## Required action
Repeat the data below in full. Pictures must not be part of the copy.

[[ Data, beginning ]]

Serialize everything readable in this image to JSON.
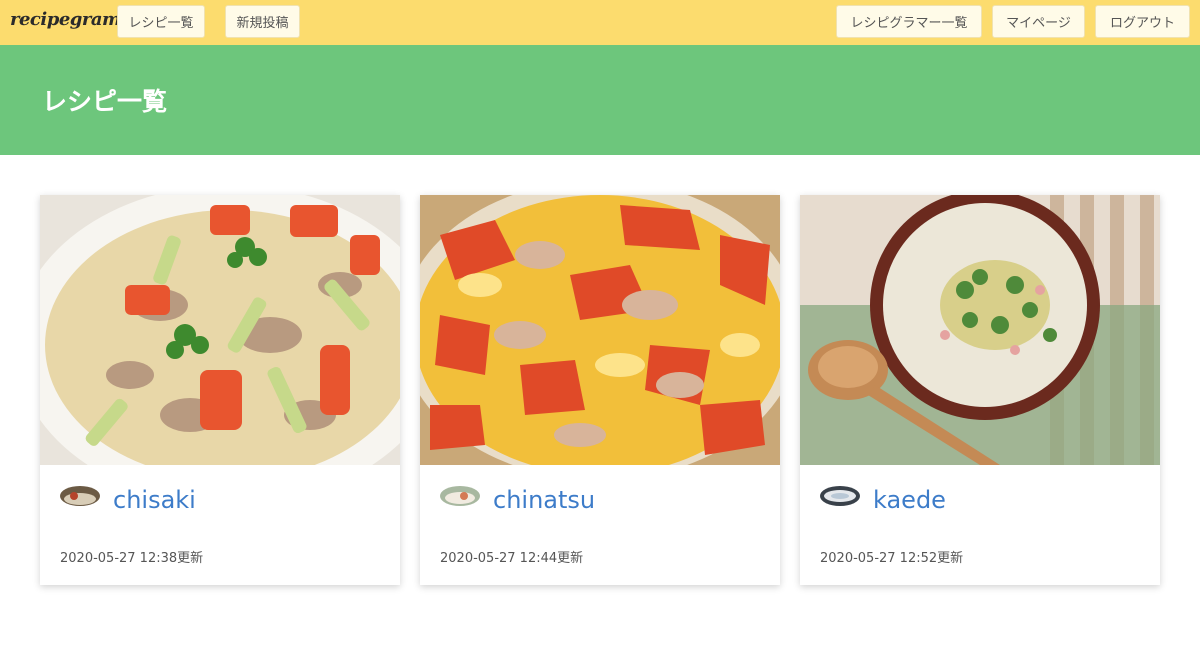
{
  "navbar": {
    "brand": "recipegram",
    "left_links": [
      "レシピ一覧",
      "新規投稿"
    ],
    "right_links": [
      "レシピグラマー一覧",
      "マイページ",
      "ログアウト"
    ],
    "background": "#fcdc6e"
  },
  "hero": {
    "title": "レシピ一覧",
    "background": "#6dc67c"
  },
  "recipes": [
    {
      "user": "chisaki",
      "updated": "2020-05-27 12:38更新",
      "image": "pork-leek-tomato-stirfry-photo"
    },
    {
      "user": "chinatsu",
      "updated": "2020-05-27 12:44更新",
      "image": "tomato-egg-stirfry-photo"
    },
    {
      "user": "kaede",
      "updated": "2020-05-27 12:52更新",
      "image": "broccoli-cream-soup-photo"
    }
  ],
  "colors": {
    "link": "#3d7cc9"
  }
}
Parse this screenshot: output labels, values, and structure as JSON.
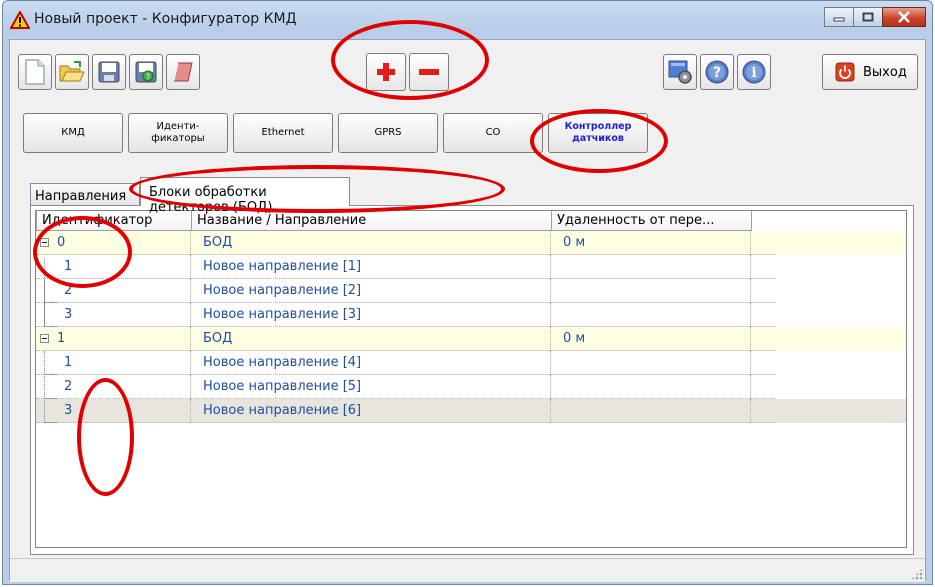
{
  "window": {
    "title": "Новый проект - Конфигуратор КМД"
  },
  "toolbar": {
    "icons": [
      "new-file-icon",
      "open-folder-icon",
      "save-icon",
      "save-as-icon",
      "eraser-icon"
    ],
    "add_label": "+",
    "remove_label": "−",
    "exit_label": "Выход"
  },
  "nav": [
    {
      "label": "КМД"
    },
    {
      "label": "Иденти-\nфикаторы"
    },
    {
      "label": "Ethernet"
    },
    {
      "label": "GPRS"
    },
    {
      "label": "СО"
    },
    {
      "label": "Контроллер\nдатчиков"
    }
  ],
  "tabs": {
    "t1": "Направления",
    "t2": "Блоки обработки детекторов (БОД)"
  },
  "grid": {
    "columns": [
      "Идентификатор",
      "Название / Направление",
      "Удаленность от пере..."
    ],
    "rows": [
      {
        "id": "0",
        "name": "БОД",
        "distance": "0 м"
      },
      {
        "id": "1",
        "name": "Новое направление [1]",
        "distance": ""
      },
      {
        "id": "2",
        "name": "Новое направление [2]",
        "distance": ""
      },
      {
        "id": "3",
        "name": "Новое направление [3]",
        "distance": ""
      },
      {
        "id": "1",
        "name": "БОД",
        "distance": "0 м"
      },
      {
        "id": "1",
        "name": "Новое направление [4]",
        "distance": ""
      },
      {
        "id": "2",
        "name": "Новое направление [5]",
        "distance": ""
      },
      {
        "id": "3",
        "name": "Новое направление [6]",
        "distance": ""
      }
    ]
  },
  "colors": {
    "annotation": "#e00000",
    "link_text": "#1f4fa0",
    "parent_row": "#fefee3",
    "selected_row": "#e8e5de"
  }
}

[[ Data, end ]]

## Answer section
Serialize everything readable in this image to JSON.
{
  "navbar": {
    "brand": "recipegram",
    "left_links": [
      "レシピ一覧",
      "新規投稿"
    ],
    "right_links": [
      "レシピグラマー一覧",
      "マイページ",
      "ログアウト"
    ],
    "background": "#fcdc6e"
  },
  "hero": {
    "title": "レシピ一覧",
    "background": "#6dc67c"
  },
  "recipes": [
    {
      "user": "chisaki",
      "updated": "2020-05-27 12:38更新",
      "image": "pork-leek-tomato-stirfry-photo"
    },
    {
      "user": "chinatsu",
      "updated": "2020-05-27 12:44更新",
      "image": "tomato-egg-stirfry-photo"
    },
    {
      "user": "kaede",
      "updated": "2020-05-27 12:52更新",
      "image": "broccoli-cream-soup-photo"
    }
  ],
  "colors": {
    "link": "#3d7cc9"
  }
}
Parse this screenshot: output labels, values, and structure as JSON.
{
  "window": {
    "title": "Новый проект - Конфигуратор КМД"
  },
  "toolbar": {
    "icons": [
      "new-file-icon",
      "open-folder-icon",
      "save-icon",
      "save-as-icon",
      "eraser-icon"
    ],
    "add_label": "+",
    "remove_label": "−",
    "exit_label": "Выход"
  },
  "nav": [
    {
      "label": "КМД"
    },
    {
      "label": "Иденти-\nфикаторы"
    },
    {
      "label": "Ethernet"
    },
    {
      "label": "GPRS"
    },
    {
      "label": "СО"
    },
    {
      "label": "Контроллер\nдатчиков"
    }
  ],
  "tabs": {
    "t1": "Направления",
    "t2": "Блоки обработки детекторов (БОД)"
  },
  "grid": {
    "columns": [
      "Идентификатор",
      "Название / Направление",
      "Удаленность от пере..."
    ],
    "rows": [
      {
        "id": "0",
        "name": "БОД",
        "distance": "0 м"
      },
      {
        "id": "1",
        "name": "Новое направление [1]",
        "distance": ""
      },
      {
        "id": "2",
        "name": "Новое направление [2]",
        "distance": ""
      },
      {
        "id": "3",
        "name": "Новое направление [3]",
        "distance": ""
      },
      {
        "id": "1",
        "name": "БОД",
        "distance": "0 м"
      },
      {
        "id": "1",
        "name": "Новое направление [4]",
        "distance": ""
      },
      {
        "id": "2",
        "name": "Новое направление [5]",
        "distance": ""
      },
      {
        "id": "3",
        "name": "Новое направление [6]",
        "distance": ""
      }
    ]
  },
  "colors": {
    "annotation": "#e00000",
    "link_text": "#1f4fa0",
    "parent_row": "#fefee3",
    "selected_row": "#e8e5de"
  }
}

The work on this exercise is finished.